    When it comes to the differences in education between the two professions, student support counselors tend to reach similar levels of education than program facilitators. In fact, they're 0.5% less likely to graduate with a Master's Degree and 0.1% less likely to earn a Doctoral Degree.

    How a Youth Worker Compares

    Youth workers specialize in handling and providing support to young individuals with behavioral difficulties. They are primarily responsible for devising recreational projects, handling the budget, producing progress reports, managing intervention programs, and counseling troubled youth while keeping their information confidential. There may be instances where one must also search for opportunities and apply for funding or sponsorship. Furthermore, as a youth worker, it is vital to assess an individual's condition to determine their needs and ensure that they will receive the proper treatment.

    The youth worker profession generally makes a lower amount of money when compared to the average salary of program facilitators. The difference in salaries is youth workers making $7,782 lower than program facilitators.

    Using program facilitators and youth workers resumes, we found that both professions have similar skills such as "substance abuse," "cpr," and "youth development," but the other skills required are very different.

    Some important key differences between the two careers are a few of the skills necessary to fulfill responsibilities. Some examples from program facilitator resumes include skills like "program curriculum," "group discussions," "behavioral strategies," and "professional development," whereas a youth worker might be skilled in "direct supervision," "child care," "support services," and "incident reports. "

    Additionally, youth workers earn a higher salary in the education industry compared to other industries.
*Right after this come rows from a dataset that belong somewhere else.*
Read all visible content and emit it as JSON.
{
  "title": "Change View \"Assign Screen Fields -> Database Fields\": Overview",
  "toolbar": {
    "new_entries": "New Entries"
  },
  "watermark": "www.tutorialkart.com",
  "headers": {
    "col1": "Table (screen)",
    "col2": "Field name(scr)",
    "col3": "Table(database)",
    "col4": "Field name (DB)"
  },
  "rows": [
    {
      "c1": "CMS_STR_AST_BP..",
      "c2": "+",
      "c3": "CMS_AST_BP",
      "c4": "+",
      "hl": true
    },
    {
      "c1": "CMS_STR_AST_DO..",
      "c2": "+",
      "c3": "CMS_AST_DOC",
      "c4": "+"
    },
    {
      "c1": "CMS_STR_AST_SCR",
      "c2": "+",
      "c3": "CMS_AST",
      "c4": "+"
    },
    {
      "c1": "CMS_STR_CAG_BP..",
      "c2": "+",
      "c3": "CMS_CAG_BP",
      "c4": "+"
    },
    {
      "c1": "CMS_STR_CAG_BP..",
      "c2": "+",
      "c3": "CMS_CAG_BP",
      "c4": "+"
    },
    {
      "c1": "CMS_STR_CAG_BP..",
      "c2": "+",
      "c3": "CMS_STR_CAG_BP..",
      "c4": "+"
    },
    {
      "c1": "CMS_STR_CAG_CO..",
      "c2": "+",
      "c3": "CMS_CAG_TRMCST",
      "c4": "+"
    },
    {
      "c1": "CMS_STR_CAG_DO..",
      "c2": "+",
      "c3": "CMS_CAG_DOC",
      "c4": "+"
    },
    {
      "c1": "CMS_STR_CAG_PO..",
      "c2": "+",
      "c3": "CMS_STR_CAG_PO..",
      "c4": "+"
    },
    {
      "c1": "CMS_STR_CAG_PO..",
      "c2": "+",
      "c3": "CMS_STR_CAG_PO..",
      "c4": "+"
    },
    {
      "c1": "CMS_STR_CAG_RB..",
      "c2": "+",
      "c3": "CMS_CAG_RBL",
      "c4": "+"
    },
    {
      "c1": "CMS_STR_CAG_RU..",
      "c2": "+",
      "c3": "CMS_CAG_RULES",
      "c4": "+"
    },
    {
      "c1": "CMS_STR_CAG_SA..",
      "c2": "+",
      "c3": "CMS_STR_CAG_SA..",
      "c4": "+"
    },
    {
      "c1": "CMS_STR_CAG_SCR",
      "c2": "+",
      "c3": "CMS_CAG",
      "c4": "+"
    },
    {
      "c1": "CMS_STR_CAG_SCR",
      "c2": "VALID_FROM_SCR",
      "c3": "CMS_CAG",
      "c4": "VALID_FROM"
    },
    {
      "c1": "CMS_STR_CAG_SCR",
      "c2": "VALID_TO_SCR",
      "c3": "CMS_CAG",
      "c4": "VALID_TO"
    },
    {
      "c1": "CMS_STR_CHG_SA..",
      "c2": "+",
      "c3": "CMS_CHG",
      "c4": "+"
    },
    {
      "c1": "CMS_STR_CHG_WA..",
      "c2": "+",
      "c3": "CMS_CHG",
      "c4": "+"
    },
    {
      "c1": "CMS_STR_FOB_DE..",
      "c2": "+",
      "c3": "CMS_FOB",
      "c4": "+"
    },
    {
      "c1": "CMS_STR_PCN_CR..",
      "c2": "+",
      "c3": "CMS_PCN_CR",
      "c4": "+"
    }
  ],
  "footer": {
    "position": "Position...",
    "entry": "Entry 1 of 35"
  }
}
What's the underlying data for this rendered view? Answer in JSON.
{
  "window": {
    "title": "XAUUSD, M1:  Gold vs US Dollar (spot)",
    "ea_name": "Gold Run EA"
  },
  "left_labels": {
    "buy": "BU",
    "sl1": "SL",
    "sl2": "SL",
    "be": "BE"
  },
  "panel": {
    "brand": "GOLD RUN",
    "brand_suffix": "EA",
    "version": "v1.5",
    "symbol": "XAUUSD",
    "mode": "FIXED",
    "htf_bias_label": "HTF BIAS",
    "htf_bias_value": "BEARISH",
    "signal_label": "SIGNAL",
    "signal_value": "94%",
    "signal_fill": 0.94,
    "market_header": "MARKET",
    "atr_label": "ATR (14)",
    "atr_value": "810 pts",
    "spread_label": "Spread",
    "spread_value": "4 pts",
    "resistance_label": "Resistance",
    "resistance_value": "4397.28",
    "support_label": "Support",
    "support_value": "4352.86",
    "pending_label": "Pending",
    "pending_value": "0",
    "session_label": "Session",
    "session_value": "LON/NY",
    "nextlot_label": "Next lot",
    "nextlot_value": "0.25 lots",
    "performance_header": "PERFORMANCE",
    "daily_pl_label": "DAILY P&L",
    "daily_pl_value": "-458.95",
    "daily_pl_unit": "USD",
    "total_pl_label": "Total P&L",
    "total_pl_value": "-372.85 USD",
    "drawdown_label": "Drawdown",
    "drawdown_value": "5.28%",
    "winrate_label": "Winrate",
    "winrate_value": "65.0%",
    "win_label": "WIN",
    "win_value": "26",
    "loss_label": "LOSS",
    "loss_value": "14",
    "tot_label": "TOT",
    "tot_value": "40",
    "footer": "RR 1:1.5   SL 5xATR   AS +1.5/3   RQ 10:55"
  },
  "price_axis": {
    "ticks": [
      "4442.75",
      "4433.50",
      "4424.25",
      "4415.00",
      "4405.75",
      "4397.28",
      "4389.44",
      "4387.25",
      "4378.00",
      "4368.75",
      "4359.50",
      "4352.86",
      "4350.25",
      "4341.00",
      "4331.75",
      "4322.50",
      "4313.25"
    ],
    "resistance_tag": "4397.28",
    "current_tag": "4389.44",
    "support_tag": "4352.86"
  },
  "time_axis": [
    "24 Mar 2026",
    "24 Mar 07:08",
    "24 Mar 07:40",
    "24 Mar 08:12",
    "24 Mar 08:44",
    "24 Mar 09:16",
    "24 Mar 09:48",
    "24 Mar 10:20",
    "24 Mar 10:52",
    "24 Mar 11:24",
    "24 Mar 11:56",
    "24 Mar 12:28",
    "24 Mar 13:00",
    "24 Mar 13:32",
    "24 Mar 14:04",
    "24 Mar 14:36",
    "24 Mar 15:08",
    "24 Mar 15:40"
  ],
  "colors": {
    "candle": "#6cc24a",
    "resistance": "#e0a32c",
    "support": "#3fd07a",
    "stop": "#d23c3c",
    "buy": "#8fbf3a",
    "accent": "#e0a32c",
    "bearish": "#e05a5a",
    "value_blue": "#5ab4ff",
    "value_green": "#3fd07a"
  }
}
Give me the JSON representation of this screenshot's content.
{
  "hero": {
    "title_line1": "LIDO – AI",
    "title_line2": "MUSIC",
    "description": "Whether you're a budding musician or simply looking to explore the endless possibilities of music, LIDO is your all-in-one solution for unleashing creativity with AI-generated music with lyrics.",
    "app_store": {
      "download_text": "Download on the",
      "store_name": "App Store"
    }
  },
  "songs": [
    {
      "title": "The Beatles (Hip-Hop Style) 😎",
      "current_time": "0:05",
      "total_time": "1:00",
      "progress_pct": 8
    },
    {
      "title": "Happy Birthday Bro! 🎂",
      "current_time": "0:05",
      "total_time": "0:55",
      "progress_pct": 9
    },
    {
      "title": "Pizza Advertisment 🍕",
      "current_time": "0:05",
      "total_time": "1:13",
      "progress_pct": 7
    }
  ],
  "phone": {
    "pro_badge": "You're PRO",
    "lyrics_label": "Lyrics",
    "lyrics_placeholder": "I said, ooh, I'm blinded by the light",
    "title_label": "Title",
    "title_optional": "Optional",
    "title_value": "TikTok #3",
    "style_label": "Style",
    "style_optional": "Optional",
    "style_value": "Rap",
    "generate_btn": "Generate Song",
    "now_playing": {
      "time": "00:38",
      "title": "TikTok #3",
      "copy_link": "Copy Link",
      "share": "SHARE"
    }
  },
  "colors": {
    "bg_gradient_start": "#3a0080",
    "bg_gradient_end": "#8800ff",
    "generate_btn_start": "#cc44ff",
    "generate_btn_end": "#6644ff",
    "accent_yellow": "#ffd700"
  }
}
In this industry, they receive an average salary of $32,651. Additionally, program facilitators earn an average salary of $37,723 in the professional industry.

    Youth workers are known to earn lower educational levels when compared to program facilitators. Additionally, they're 8.2% less likely to graduate with a Master's Degree, and 1.0% less likely to earn a Doctoral Degree.

    Description Of a Youth Mentor

    Youth mentors are adult individuals who are responsible for creating programs to improve the well-being of young people by providing role models that can support them academically and socially. These mentors must educate the community on issues related to mental health while making regular home visits to youth and young adults. They should provide direct care and assistance to adolescents who are with substance abuse issues by creating an educational curriculum on the said topic. Youth mentors are also required to collaborate with mental health professionals and social workers to coordinate counseling efforts.

    The fourth career we look at typically earns lower pay than program facilitators. On average, youth mentors earn a difference of $7,274 lower per year.

    While their salaries may vary, program facilitators and youth mentors both use similar skills to perform their jobs. Resumes from both professions include skills like "substance abuse," "cpr," and "group discussions. "

    Each job requires different skills like "program curriculum," "behavioral strategies," "professional development," and "group facilitation," which might show up on a program facilitator resume. Whereas youth mentor might include skills like "eating disorders," "social work," "self esteem," and "independent living."

    Youth mentors earn a higher salary in the professional industry with an average of $32,145. Whereas, program facilitators earn the highest salary in the professional industry.

    The average resume of youth mentors showed that they earn lower levels of education to program facilitators. So much so that the likelihood of them earning a Master's Degree is 7.5% less. Additionally, they're less likely to earn a Doctoral Degree by 0.6%.